### Material for this exercise
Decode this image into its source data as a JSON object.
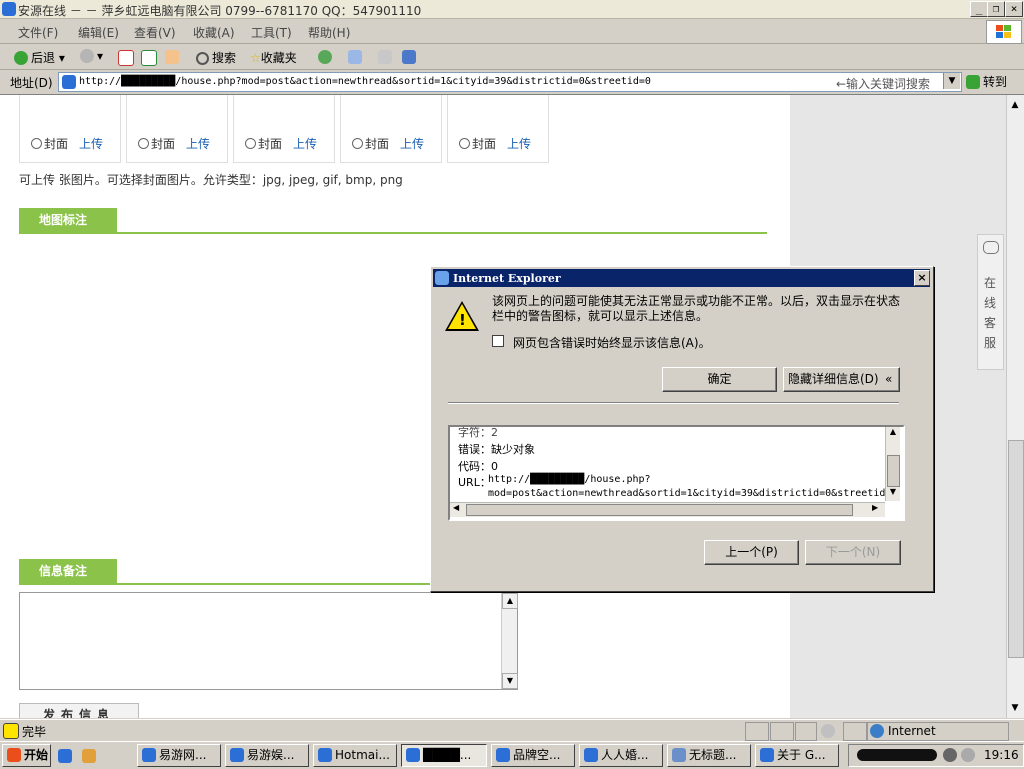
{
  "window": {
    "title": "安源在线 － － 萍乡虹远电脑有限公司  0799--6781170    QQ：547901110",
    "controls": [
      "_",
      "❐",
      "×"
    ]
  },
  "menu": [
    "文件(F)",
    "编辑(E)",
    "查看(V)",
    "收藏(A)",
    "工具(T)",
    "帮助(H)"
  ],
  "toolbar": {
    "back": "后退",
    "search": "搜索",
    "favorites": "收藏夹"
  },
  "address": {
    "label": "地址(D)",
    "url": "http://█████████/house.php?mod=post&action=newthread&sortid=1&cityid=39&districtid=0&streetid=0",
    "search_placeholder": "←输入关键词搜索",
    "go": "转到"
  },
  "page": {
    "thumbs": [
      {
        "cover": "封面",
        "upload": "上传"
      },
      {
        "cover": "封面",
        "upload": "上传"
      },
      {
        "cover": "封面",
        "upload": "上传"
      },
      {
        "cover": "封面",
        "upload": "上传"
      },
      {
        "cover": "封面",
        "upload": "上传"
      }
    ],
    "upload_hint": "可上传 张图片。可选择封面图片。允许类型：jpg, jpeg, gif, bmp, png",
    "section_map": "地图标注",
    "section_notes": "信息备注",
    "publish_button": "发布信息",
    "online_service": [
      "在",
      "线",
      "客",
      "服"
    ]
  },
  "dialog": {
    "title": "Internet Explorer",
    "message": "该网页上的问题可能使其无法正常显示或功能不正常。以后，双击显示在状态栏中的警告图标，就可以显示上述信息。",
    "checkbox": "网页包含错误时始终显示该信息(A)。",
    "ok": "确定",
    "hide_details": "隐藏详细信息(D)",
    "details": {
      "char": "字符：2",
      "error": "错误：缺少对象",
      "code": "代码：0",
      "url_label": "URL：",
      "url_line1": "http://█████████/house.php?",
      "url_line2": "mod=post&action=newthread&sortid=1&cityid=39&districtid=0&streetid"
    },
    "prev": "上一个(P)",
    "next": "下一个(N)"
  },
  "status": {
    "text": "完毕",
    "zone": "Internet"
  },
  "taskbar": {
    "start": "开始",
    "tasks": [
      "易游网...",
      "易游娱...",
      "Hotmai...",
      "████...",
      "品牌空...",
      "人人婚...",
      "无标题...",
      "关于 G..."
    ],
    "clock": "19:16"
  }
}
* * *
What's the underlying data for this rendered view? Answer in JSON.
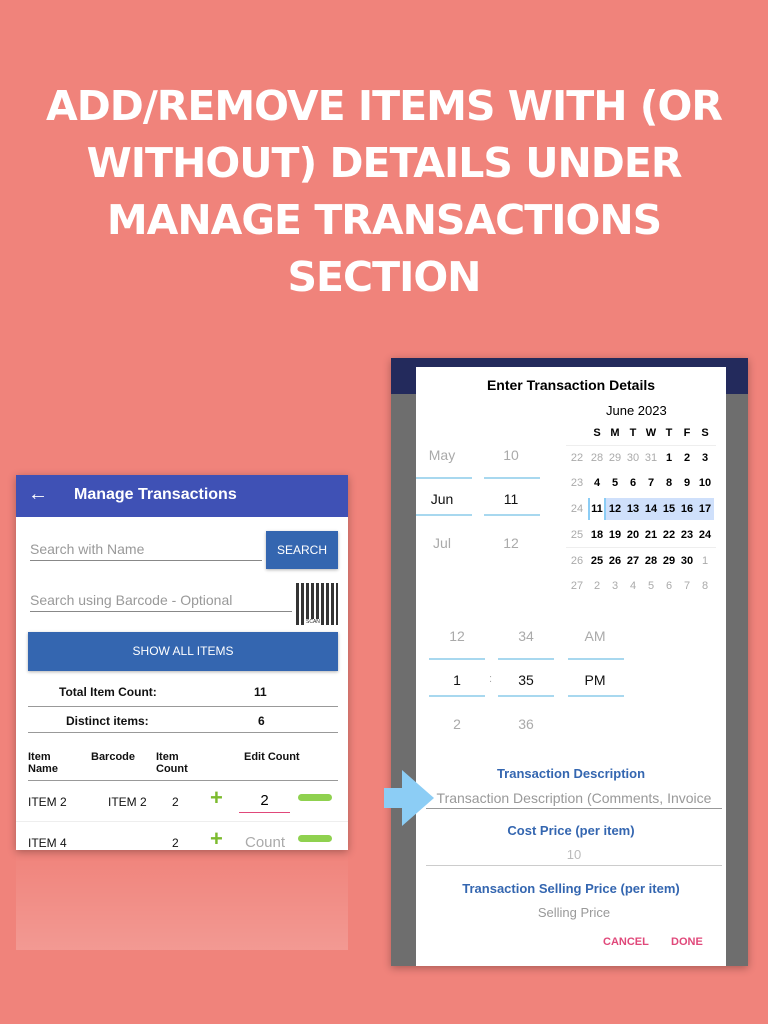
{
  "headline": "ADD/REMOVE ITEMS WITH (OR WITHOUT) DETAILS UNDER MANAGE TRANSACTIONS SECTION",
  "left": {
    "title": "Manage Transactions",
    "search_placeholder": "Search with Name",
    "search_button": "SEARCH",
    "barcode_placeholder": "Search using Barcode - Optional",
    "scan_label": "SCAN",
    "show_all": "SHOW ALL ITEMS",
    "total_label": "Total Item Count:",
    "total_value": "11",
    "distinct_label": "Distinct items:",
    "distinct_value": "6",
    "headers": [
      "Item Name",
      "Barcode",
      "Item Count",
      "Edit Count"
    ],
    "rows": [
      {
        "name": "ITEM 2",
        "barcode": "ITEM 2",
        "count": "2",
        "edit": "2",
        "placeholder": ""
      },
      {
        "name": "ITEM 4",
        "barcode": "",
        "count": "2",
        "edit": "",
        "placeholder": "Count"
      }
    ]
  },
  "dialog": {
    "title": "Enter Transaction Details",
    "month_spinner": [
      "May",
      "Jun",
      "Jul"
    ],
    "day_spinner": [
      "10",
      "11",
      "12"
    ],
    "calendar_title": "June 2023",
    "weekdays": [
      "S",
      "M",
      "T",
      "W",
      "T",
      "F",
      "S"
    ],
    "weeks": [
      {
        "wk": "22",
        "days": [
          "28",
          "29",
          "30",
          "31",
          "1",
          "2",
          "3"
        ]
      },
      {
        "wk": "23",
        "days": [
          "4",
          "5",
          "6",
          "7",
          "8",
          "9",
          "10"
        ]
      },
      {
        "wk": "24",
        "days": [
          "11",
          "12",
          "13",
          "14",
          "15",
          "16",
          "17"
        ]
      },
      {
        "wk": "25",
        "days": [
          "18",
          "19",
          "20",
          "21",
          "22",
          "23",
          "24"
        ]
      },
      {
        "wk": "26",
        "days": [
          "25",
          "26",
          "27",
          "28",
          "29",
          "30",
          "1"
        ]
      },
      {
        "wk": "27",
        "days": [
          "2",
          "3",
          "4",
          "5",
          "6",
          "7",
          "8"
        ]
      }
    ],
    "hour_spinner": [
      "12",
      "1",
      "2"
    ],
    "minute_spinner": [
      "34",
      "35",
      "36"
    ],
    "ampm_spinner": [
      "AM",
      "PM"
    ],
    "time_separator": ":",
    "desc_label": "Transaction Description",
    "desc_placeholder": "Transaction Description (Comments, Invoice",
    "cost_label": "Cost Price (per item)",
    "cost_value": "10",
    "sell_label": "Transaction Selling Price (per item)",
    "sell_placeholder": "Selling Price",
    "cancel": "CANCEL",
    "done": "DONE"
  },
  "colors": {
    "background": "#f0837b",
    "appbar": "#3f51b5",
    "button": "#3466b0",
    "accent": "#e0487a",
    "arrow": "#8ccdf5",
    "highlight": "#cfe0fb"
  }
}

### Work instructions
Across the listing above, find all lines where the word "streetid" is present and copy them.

### Problem solution
    "url": "http://█████████/house.php?mod=post&action=newthread&sortid=1&cityid=39&districtid=0&streetid=0",
      "url_line2": "mod=post&action=newthread&sortid=1&cityid=39&districtid=0&streetid"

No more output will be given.